As discussed in my previous post, there are a number of ways to finance water projects. However the topic of what options cash-strapped municipalities with low or non-existent credit ratings have for financing their water projects requires a more intensive look.  This is a big concern for municipalities around the world because they need to somehow finance expensive water and sanitation projects, such as putting in new pipes to expand water and sanitation coverage and maintaining and updating aging infrastructure. Following the session on “Where Does the Money Come From? Moving Forward on Strategic Financial Planning for Water” at the 6th World Water Forum, I sought to find the answer to this question.

Show Me the Money!!! (For Water)

How can municipalities finance their water projects? The short answer:  taxes, tariffs, transfers, bonds, loans, and grants. The long answer was divulged yesterday by a panel of finance experts who discussed strategic financial planning for water at the World Water Forum in Marseille, France. The crux of the issue was best outlined through a post-panel interview with Richard Torkelson – Managing Director, ButcherMark Financial Advisors LLC and Board Member for UNSGAB. I asked him “How can you effectively adapt a strategic financial plan in countries where the governments are working on cumbersome, if not outdated, laws and policies?” He responded that “the awareness of the need to change has almost gone off the curve.

What Could The World Look Like In 2050

“The only way water reform will be successful,” warned OECD Secretary General Angel Gurría; “is if policy combines sustainable financing, effective governance and coherence. Without major policy changes, we risk high costs to economic growth, human health, and the environment.” This is the takeaway message from the latest OECD synthesis report, Meeting the Water Reform Challenge, that was released at the World Water Forum on Tuesday. Also showcased was the chapter on the outlook for water from the upcoming OECD Environmental Outlook to 2050: The Consequences of Inaction, where water is a major focus. The chapter on water and water reform was launched in Marseille at the World Water Forum on Tuesday and takes stock of what the next four decades will bring to a world that already has seven billion people on it.

Financing Water: Can We Find Capital to Invest?

One of the first sessions on the opening day of the sixth World Water Forum was an introductory panel discussion about the financial needs for water management entitled Mobilizing Finance for Water: Needs and Challenges.

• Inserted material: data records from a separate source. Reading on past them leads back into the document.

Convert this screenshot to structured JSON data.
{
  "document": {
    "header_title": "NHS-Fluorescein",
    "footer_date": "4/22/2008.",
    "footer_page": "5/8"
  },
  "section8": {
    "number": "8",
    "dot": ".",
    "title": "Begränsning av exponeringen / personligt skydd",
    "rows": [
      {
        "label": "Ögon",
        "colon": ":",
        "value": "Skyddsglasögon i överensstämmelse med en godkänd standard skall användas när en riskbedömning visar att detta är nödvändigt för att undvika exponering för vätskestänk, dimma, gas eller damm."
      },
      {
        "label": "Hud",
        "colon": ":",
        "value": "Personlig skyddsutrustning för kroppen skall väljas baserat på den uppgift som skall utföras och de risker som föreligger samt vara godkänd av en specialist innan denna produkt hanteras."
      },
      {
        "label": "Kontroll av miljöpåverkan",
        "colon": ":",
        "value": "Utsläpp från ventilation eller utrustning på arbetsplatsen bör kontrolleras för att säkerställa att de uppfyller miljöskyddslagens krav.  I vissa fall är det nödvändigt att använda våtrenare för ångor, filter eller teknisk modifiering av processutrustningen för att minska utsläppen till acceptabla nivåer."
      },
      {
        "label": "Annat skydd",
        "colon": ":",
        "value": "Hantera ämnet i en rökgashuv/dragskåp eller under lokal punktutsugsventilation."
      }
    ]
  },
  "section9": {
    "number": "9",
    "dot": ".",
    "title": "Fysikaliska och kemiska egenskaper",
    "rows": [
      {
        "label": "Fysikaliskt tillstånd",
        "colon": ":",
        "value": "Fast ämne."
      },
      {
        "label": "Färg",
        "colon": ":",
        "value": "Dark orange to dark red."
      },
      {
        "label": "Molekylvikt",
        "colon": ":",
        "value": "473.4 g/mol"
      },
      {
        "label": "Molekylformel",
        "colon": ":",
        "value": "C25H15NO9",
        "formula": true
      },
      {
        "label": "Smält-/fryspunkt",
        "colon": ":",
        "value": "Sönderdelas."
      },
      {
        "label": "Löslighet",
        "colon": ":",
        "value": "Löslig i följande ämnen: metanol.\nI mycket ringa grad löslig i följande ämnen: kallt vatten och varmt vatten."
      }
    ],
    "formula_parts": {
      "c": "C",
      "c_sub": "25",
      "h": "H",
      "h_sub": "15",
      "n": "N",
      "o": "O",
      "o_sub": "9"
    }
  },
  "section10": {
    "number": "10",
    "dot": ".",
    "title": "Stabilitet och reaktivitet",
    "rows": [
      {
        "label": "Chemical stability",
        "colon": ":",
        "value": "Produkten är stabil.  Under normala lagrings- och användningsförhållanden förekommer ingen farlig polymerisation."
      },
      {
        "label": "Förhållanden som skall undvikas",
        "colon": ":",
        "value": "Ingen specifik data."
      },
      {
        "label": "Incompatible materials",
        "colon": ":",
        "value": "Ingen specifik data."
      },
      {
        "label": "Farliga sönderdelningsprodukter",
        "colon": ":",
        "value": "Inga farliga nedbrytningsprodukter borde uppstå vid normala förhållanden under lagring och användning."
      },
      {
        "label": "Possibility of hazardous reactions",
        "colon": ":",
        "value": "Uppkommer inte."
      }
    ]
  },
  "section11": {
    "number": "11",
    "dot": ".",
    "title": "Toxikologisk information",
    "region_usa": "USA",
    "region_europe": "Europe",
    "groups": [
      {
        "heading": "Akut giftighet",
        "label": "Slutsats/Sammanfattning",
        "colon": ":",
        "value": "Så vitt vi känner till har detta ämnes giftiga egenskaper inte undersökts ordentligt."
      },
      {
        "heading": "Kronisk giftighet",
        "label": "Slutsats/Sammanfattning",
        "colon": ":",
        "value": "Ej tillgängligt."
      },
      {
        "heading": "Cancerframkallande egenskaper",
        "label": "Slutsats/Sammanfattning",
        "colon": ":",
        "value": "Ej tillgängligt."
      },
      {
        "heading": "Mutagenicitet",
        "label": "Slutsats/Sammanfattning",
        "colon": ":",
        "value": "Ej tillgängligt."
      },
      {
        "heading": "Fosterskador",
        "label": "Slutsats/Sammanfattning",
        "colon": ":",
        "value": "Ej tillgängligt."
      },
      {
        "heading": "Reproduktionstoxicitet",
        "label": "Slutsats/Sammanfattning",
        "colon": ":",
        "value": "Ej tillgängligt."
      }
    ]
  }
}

It was no surprise that finance was the first topic on the table.  According to an OECD report, water is the “hungriest” sector in terms of investment needs.  By 2020, 600 billion USD will be needed for water management.  In comparison, electricity will only require 80 billion USD and roads will only need 160 billion USD.

OECD Secretary General, Angel Gurría, Talks about the Future of Water Financing

Oikos Student Reporters Eva Papadimas and Aishwarya Nair got a chance to interview the Secretary General of the Organisation for Economic Co-operation and Development, Angel Gurría, on the opening day of the 6th World Water Forum in Marseille.  They discussed some of the challenges facing the financing of water projects. Mr. Gurría identified sustainable and equitable financing as one of the fundamental conditions for successful water policy reform, regardless of whether the country in question is a member OECD state or a developing country; the only difference is the target of the investment. In developing countries, the financing would go to the development of infrastructure to improve access and connectivity of people to water and sanitation services because ironically, it is the poorest people in the world who pay significantly more than those connected to water mains. For OECD countries, however, the challenge that must be addressed is the expensive modernisation of an extensive network of aging and leaking pipes. The amounts needed for financing such as this range between 1-4% of national GDPs.  Equally important, therefore, is the realisation that this financing must come with a long-term plan.